When producers Cubby Broccoli and Harry Saltzman bought the rights to Ian Fleming's James Bond novels and were planning for the first in what was to become the most popular film series in history, their wish list of actors to play the British superagent 007 included the 58-year-old Cary Grant and the 52-year-old David Niven.The producers figured that whatever Grant and Niven gave up in physical power and agility, they more than made up for in wit and sophistication. If they couldn't have it all, -- would have to do.James Bond, perhaps the most sublime creation in Cold War fiction, was a matchless fantasy hero for Fleming's mostly male readers.
FEATURES
By Cox News Service | July 17, 1991

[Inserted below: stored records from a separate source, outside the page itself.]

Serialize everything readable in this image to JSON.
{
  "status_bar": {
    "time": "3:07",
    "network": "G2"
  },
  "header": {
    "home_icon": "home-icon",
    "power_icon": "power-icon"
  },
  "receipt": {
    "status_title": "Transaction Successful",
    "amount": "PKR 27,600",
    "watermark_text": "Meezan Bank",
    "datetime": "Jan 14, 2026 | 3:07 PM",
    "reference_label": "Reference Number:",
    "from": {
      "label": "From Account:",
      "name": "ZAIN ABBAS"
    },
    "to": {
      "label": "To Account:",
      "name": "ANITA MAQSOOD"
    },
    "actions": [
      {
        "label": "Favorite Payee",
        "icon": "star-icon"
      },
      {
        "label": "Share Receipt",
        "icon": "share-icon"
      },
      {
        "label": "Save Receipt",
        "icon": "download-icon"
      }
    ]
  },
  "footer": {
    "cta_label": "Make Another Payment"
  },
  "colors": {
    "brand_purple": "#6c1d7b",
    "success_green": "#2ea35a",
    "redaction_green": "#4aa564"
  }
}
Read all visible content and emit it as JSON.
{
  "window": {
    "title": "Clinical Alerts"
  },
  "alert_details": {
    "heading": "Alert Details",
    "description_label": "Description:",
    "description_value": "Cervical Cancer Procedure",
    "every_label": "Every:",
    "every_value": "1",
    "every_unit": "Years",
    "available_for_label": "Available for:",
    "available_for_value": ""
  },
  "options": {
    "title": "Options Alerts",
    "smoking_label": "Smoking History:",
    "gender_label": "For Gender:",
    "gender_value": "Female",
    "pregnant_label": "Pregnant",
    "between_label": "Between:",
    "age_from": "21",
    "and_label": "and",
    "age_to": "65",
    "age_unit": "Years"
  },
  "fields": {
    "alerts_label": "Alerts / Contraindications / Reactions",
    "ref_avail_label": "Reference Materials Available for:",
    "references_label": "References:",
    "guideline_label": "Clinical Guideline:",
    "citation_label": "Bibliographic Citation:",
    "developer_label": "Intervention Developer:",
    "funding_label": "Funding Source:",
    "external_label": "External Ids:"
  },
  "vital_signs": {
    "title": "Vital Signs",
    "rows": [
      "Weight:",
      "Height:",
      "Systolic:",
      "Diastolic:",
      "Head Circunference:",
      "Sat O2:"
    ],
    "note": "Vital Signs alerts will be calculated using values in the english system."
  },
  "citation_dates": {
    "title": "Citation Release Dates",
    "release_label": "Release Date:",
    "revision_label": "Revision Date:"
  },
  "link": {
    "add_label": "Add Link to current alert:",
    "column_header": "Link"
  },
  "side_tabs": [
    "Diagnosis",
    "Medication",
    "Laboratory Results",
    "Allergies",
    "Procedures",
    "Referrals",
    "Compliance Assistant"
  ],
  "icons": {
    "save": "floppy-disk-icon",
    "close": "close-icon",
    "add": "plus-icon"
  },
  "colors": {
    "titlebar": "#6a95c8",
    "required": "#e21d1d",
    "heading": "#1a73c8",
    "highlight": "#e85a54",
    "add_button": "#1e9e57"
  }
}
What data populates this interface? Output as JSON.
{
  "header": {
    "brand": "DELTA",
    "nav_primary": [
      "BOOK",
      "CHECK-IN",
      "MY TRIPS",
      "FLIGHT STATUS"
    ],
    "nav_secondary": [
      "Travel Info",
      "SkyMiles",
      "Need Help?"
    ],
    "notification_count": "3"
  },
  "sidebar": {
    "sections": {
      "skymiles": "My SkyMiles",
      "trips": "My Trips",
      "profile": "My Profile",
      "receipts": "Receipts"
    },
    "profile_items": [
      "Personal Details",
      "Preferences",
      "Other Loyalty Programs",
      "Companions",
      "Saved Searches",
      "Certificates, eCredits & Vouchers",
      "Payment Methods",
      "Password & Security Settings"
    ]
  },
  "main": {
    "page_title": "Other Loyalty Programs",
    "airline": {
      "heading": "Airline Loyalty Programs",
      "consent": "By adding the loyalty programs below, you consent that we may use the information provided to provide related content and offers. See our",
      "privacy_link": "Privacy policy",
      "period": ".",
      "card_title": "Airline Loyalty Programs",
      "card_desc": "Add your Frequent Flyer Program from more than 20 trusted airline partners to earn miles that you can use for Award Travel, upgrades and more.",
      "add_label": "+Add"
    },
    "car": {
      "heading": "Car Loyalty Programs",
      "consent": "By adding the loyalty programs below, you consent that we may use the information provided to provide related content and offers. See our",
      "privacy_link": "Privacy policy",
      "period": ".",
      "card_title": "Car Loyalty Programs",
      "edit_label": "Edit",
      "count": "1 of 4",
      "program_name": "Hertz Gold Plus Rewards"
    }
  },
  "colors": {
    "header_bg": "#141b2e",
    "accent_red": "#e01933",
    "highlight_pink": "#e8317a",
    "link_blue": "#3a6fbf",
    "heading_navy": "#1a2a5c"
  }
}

There are, right this minute, about 30,000 movies, TV shows and how-to titles already available on videotape. Nearly everything that movie studios think could make money is already on sale.But the thing about the video business is that the machine has to be fed, even if there are no longer enough mainline titles to feed it. This summer, aside from the release of "Home Alone" and "Dances With Wolves" in August, there is a more random list of releases than usual, partially because the first part of the year was not exactly chock-full of stirring commercial successes.
FEATURES
By ROGER MOORE | October 7, 2005
Here's one for everybody who ever got stiffed on a tip or hit on by an over-the-hill manager. Waiting, written and directed by former waiter Rob McKittrick, is a raunchy, rude, Old School-style look at the world of the waiting and the waited upon. Ryan Reynolds is perfect as Monty, the overage Lothario who's made a career waiting on folks at ShenaniganZ, and of sexing up its underage waitresses. He tells a new recruit, restaurant work is "about learning the routine" - such as how to deal with hateful customers and "push" foods about to spoil in the freezer.
FEATURES
By Roger Moore and Roger Moore,SPECIAL TO THE SUN | November 28, 2002
Here's a description from page eight of J.K. Rowling's Harry Potter and the Sorcerer's Stone, the first Potter book. "He was tall, thin and very old, judging by the silver of his hair and beard, which were both long enough to tuck into his belt. He was wearing long robes, a purple cloak that swept the ground, and high-heeled buckled boots. His blue eyes were light, bright and sparkling behind half-moon spectacles. And his nose was very long and crooked, as though it had been broken at least twice.
Baltimore Sun Articles
|
|
|
Please note the green-lined linked article text has been applied commercially without any involvement from our newsroom editors, reporters or any other editorial staff.